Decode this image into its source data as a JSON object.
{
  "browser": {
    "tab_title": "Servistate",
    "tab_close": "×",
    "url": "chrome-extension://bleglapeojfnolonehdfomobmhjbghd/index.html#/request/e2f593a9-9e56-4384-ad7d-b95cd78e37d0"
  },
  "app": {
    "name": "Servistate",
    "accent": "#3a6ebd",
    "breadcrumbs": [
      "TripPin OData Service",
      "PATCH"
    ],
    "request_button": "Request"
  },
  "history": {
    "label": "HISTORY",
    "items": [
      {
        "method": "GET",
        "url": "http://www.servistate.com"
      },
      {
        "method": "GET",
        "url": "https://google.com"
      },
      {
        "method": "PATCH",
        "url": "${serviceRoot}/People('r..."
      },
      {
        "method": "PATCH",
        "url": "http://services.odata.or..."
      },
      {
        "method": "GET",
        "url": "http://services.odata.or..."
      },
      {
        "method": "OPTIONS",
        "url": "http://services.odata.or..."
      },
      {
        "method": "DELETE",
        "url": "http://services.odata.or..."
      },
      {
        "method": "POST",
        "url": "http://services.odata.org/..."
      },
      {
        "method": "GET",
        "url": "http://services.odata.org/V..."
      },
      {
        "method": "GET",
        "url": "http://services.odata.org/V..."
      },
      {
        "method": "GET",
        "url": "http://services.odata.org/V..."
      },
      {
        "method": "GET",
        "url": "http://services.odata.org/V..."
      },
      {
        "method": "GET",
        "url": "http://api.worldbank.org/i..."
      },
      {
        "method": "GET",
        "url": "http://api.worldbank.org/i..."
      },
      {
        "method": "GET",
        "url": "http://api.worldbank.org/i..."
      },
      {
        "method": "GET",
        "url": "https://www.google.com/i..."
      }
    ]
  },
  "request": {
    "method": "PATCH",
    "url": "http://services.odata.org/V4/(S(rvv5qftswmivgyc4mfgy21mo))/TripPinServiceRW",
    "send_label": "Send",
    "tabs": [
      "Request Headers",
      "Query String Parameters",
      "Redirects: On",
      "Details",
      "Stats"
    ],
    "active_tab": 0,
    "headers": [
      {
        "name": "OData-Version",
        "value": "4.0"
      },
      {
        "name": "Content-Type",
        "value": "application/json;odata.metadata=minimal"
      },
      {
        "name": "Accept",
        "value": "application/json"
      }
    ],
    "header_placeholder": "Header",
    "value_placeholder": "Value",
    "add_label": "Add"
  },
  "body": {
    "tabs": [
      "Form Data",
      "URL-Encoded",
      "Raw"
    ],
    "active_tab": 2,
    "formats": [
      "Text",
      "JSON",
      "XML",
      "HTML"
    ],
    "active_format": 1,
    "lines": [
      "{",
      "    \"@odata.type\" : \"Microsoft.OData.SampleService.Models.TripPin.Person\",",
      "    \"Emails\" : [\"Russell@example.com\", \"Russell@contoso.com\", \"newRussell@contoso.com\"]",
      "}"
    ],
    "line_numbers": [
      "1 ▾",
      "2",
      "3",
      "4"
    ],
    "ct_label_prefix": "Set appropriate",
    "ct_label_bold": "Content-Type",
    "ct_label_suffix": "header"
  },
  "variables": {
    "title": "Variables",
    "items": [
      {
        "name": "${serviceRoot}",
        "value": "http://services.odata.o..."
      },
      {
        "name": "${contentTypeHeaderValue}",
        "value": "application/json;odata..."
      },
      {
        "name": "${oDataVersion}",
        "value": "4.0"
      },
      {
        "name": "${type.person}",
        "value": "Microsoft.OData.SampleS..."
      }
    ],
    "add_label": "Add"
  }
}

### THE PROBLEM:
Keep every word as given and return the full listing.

### TASK OUTPUT:
Decode this image into its source data as a JSON object.
{
  "browser": {
    "tab_title": "Servistate",
    "tab_close": "×",
    "url": "chrome-extension://bleglapeojfnolonehdfomobmhjbghd/index.html#/request/e2f593a9-9e56-4384-ad7d-b95cd78e37d0"
  },
  "app": {
    "name": "Servistate",
    "accent": "#3a6ebd",
    "breadcrumbs": [
      "TripPin OData Service",
      "PATCH"
    ],
    "request_button": "Request"
  },
  "history": {
    "label": "HISTORY",
    "items": [
      {
        "method": "GET",
        "url": "http://www.servistate.com"
      },
      {
        "method": "GET",
        "url": "https://google.com"
      },
      {
        "method": "PATCH",
        "url": "${serviceRoot}/People('r..."
      },
      {
        "method": "PATCH",
        "url": "http://services.odata.or..."
      },
      {
        "method": "GET",
        "url": "http://services.odata.or..."
      },
      {
        "method": "OPTIONS",
        "url": "http://services.odata.or..."
      },
      {
        "method": "DELETE",
        "url": "http://services.odata.or..."
      },
      {
        "method": "POST",
        "url": "http://services.odata.org/..."
      },
      {
        "method": "GET",
        "url": "http://services.odata.org/V..."
      },
      {
        "method": "GET",
        "url": "http://services.odata.org/V..."
      },
      {
        "method": "GET",
        "url": "http://services.odata.org/V..."
      },
      {
        "method": "GET",
        "url": "http://services.odata.org/V..."
      },
      {
        "method": "GET",
        "url": "http://api.worldbank.org/i..."
      },
      {
        "method": "GET",
        "url": "http://api.worldbank.org/i..."
      },
      {
        "method": "GET",
        "url": "http://api.worldbank.org/i..."
      },
      {
        "method": "GET",
        "url": "https://www.google.com/i..."
      }
    ]
  },
  "request": {
    "method": "PATCH",
    "url": "http://services.odata.org/V4/(S(rvv5qftswmivgyc4mfgy21mo))/TripPinServiceRW",
    "send_label": "Send",
    "tabs": [
      "Request Headers",
      "Query String Parameters",
      "Redirects: On",
      "Details",
      "Stats"
    ],
    "active_tab": 0,
    "headers": [
      {
        "name": "OData-Version",
        "value": "4.0"
      },
      {
        "name": "Content-Type",
        "value": "application/json;odata.metadata=minimal"
      },
      {
        "name": "Accept",
        "value": "application/json"
      }
    ],
    "header_placeholder": "Header",
    "value_placeholder": "Value",
    "add_label": "Add"
  },
  "body": {
    "tabs": [
      "Form Data",
      "URL-Encoded",
      "Raw"
    ],
    "active_tab": 2,
    "formats": [
      "Text",
      "JSON",
      "XML",
      "HTML"
    ],
    "active_format": 1,
    "lines": [
      "{",
      "    \"@odata.type\" : \"Microsoft.OData.SampleService.Models.TripPin.Person\",",
      "    \"Emails\" : [\"Russell@example.com\", \"Russell@contoso.com\", \"newRussell@contoso.com\"]",
      "}"
    ],
    "line_numbers": [
      "1 ▾",
      "2",
      "3",
      "4"
    ],
    "ct_label_prefix": "Set appropriate",
    "ct_label_bold": "Content-Type",
    "ct_label_suffix": "header"
  },
  "variables": {
    "title": "Variables",
    "items": [
      {
        "name": "${serviceRoot}",
        "value": "http://services.odata.o..."
      },
      {
        "name": "${contentTypeHeaderValue}",
        "value": "application/json;odata..."
      },
      {
        "name": "${oDataVersion}",
        "value": "4.0"
      },
      {
        "name": "${type.person}",
        "value": "Microsoft.OData.SampleS..."
      }
    ],
    "add_label": "Add"
  }
}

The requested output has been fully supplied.